Collected data entries

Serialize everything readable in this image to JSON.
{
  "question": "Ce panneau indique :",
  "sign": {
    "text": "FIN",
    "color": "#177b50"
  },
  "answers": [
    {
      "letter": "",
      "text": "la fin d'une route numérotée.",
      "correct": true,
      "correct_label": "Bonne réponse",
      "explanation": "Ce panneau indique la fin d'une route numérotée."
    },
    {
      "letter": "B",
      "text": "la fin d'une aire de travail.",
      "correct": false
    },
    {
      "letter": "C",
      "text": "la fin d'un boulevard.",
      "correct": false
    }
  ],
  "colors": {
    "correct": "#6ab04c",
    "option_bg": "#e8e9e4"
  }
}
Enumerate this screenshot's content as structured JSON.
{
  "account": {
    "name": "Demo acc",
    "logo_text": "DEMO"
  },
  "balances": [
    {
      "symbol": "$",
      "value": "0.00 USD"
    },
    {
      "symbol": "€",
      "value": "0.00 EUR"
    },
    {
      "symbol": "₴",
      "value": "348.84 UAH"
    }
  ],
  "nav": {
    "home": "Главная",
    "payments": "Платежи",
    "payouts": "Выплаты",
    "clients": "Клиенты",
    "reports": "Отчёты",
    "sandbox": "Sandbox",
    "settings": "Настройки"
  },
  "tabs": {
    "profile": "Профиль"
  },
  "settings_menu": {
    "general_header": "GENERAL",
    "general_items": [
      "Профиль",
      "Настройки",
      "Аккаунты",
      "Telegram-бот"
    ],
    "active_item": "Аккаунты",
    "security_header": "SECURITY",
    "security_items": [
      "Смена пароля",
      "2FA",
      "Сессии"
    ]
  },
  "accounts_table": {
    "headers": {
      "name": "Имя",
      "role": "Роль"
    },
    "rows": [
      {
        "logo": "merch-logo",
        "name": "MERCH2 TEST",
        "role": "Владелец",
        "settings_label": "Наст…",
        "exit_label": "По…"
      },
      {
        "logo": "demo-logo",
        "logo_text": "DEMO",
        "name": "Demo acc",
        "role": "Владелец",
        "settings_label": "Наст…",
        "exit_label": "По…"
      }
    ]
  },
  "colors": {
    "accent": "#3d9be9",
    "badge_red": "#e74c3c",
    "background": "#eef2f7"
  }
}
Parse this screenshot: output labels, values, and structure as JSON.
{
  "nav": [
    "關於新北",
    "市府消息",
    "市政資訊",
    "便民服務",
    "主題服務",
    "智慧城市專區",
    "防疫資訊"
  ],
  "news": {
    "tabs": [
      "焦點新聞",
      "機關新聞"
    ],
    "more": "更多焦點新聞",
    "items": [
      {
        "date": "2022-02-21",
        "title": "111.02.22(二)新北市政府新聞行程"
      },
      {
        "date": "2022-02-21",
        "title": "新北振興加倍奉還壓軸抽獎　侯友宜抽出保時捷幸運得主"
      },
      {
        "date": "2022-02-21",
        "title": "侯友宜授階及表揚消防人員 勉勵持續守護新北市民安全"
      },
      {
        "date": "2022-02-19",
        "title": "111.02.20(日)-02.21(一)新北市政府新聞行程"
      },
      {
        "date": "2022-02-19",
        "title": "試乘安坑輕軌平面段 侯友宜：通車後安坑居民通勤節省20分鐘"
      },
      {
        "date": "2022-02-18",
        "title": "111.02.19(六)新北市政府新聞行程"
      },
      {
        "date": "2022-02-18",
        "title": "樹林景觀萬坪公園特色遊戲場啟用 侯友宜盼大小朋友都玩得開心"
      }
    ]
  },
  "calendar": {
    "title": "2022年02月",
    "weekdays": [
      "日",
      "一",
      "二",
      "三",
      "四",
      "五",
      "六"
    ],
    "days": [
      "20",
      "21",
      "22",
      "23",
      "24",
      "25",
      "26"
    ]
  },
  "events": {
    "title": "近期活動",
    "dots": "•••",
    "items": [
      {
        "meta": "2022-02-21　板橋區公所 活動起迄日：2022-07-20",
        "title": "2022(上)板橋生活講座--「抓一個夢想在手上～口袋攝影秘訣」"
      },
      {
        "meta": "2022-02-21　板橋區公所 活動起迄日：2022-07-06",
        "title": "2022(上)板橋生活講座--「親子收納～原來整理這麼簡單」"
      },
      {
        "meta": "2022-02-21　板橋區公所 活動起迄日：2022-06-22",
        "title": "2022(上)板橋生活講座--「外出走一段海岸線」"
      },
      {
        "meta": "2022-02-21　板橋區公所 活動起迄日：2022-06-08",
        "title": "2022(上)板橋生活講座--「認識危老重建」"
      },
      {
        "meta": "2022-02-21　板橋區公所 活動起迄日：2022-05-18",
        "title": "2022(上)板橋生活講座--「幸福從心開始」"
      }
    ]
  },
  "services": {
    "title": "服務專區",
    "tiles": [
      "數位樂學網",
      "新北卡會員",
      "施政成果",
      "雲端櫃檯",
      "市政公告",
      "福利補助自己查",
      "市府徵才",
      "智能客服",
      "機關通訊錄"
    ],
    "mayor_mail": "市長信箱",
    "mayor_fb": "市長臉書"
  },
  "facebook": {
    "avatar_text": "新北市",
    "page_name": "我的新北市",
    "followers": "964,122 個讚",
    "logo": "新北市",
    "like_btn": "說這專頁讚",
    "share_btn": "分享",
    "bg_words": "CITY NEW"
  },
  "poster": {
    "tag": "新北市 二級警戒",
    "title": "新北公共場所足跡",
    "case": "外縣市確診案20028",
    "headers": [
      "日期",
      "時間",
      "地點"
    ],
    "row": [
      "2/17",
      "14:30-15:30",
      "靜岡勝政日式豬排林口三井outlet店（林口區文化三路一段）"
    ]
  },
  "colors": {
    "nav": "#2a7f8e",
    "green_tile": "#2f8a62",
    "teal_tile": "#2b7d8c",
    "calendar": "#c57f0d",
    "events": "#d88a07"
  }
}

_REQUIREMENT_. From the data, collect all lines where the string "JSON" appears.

_WRITTEN SOLUTION_.
Serialize everything readable in this image to JSON.
Enumerate this screenshot's content as structured JSON.
Parse this screenshot: output labels, values, and structure as JSON.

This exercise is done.